**WHAT TO DO**
Below is the data. Give it again, complete and exact.

**MATERIAL FOR THE TASK**
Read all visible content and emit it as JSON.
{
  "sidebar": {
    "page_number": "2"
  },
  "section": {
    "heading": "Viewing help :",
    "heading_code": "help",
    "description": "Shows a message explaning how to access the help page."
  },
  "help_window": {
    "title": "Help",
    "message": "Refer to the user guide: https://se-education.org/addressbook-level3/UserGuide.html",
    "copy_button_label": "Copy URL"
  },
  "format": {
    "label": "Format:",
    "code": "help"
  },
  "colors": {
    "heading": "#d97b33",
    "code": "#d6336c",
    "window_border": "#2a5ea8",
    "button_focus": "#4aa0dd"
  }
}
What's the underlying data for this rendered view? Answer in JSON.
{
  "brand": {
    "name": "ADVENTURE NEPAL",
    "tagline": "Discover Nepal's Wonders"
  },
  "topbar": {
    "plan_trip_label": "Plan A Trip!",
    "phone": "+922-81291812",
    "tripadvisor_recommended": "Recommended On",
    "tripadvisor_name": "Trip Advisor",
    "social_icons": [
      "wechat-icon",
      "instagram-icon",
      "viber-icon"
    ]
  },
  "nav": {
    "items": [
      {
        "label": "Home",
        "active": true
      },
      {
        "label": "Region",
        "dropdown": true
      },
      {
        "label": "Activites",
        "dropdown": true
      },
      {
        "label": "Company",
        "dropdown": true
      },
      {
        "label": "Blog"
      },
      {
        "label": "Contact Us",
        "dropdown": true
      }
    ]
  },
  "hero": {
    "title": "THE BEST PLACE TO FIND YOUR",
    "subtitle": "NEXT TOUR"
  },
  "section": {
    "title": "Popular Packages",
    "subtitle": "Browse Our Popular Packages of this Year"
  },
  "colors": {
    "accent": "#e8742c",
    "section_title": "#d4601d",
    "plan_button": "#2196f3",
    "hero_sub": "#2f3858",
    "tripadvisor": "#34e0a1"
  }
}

**ANSWER SPACE**
Read all visible content and emit it as JSON.
{
  "sidebar": {
    "page_number": "2"
  },
  "section": {
    "heading": "Viewing help :",
    "heading_code": "help",
    "description": "Shows a message explaning how to access the help page."
  },
  "help_window": {
    "title": "Help",
    "message": "Refer to the user guide: https://se-education.org/addressbook-level3/UserGuide.html",
    "copy_button_label": "Copy URL"
  },
  "format": {
    "label": "Format:",
    "code": "help"
  },
  "colors": {
    "heading": "#d97b33",
    "code": "#d6336c",
    "window_border": "#2a5ea8",
    "button_focus": "#4aa0dd"
  }
}
What's the underlying data for this rendered view? Answer in JSON.
{
  "brand": {
    "name": "ADVENTURE NEPAL",
    "tagline": "Discover Nepal's Wonders"
  },
  "topbar": {
    "plan_trip_label": "Plan A Trip!",
    "phone": "+922-81291812",
    "tripadvisor_recommended": "Recommended On",
    "tripadvisor_name": "Trip Advisor",
    "social_icons": [
      "wechat-icon",
      "instagram-icon",
      "viber-icon"
    ]
  },
  "nav": {
    "items": [
      {
        "label": "Home",
        "active": true
      },
      {
        "label": "Region",
        "dropdown": true
      },
      {
        "label": "Activites",
        "dropdown": true
      },
      {
        "label": "Company",
        "dropdown": true
      },
      {
        "label": "Blog"
      },
      {
        "label": "Contact Us",
        "dropdown": true
      }
    ]
  },
  "hero": {
    "title": "THE BEST PLACE TO FIND YOUR",
    "subtitle": "NEXT TOUR"
  },
  "section": {
    "title": "Popular Packages",
    "subtitle": "Browse Our Popular Packages of this Year"
  },
  "colors": {
    "accent": "#e8742c",
    "section_title": "#d4601d",
    "plan_button": "#2196f3",
    "hero_sub": "#2f3858",
    "tripadvisor": "#34e0a1"
  }
}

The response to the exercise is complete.